The end of indefinite detention?

Since the mid 1990's, the New Zealand government has pursued a policy of indefinite detention without trial against those claiming refugee status or who cannot be deported from New Zealand. The policy was cruel, inhumane, and violated fundamental human rights; it was also completely ineffective, an exercise in pointless sadism. And following the outcry over the detentions of Iranian refugees Thomas Yadegary, Ali Reza Panah and Amir Mohebbi it seems to have been largely discontinued. On 23 May 2007, there were 51 people detained under the Immigration Act, the longest for more than three years. But according to documents released under the Official Information Act, that number had dropped to four on 1 March 2009:


(s59 allows someone to be detained for up to 72 hours pending the execution of a removal order; s60 (6) (a) and (b) require detention for those claiming refugee status after being served with a removal order, and those who are refusing to cooperate in their own removal)

So, a 90% reduction in the course of a couple of years simply because people started paying attention. I'd call that a success.

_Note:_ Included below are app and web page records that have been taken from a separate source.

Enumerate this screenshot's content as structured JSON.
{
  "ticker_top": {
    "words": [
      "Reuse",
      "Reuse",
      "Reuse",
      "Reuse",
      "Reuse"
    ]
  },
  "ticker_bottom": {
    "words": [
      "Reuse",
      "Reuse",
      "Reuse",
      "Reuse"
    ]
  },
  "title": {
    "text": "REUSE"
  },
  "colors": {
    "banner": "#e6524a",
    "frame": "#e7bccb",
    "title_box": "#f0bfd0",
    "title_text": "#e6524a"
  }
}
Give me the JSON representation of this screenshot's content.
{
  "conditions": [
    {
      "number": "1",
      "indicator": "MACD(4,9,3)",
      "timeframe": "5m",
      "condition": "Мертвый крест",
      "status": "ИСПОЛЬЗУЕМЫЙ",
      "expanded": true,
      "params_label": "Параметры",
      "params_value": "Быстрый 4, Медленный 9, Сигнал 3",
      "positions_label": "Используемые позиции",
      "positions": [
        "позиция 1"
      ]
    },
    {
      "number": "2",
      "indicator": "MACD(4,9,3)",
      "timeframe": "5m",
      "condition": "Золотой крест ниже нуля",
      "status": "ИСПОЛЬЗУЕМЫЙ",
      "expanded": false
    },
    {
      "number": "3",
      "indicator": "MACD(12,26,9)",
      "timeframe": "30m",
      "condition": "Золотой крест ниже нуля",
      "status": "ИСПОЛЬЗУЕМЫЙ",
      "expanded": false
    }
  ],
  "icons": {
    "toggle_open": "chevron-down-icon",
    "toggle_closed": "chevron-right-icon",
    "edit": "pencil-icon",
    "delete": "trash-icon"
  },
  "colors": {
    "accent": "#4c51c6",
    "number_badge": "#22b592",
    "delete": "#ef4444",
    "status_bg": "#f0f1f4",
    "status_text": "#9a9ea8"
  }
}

It may be short-lived, however. The government's new Immigration Bill - still on the Order Paper, though not a high priority - would massively extend detention powers and entrench the use of secret evidence in immigration cases. So having finally backed away from an evil and pointless policy, the government looks keen on repeating it.

Correction: Corrected basic maths failure.